EXERCISE. In the records below, find the lines that include "Program" and copy each.

EXTRACTED RECORDS.
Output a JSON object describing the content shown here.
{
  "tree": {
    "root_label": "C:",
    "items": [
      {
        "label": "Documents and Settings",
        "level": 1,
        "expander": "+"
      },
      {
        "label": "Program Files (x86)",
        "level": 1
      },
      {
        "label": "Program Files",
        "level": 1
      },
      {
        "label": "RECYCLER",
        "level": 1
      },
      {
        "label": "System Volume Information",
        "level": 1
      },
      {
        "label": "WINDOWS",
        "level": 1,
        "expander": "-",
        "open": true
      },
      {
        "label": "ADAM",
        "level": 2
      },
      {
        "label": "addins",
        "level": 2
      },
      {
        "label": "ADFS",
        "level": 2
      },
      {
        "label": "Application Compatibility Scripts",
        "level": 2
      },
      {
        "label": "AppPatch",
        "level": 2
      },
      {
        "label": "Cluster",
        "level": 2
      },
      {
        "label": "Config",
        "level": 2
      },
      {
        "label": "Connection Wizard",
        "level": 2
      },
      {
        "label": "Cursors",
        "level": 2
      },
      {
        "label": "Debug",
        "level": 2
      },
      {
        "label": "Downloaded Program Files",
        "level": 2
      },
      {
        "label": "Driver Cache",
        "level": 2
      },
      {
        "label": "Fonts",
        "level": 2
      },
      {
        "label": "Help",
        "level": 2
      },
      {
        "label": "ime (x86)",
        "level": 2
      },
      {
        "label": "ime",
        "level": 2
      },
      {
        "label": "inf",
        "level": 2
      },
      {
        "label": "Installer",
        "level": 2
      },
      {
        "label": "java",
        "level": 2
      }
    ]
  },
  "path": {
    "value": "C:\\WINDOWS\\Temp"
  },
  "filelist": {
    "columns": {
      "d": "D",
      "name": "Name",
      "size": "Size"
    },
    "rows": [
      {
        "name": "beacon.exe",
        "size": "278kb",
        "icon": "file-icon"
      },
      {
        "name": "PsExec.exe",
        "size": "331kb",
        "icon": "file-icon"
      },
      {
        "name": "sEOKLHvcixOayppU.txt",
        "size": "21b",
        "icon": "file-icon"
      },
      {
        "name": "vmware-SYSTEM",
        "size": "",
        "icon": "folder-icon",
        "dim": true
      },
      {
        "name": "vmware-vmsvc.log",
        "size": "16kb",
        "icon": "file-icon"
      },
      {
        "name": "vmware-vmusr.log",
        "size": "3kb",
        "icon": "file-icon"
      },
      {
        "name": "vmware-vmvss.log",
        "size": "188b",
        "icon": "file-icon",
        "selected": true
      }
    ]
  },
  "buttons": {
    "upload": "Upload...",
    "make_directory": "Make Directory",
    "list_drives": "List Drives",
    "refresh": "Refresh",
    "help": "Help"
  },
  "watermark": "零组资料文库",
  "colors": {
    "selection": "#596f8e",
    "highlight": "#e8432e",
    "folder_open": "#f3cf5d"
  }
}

RESPONSE TO THE EXERCISE.
        "label": "Program Files (x86)",
        "label": "Program Files",
        "label": "Downloaded Program Files",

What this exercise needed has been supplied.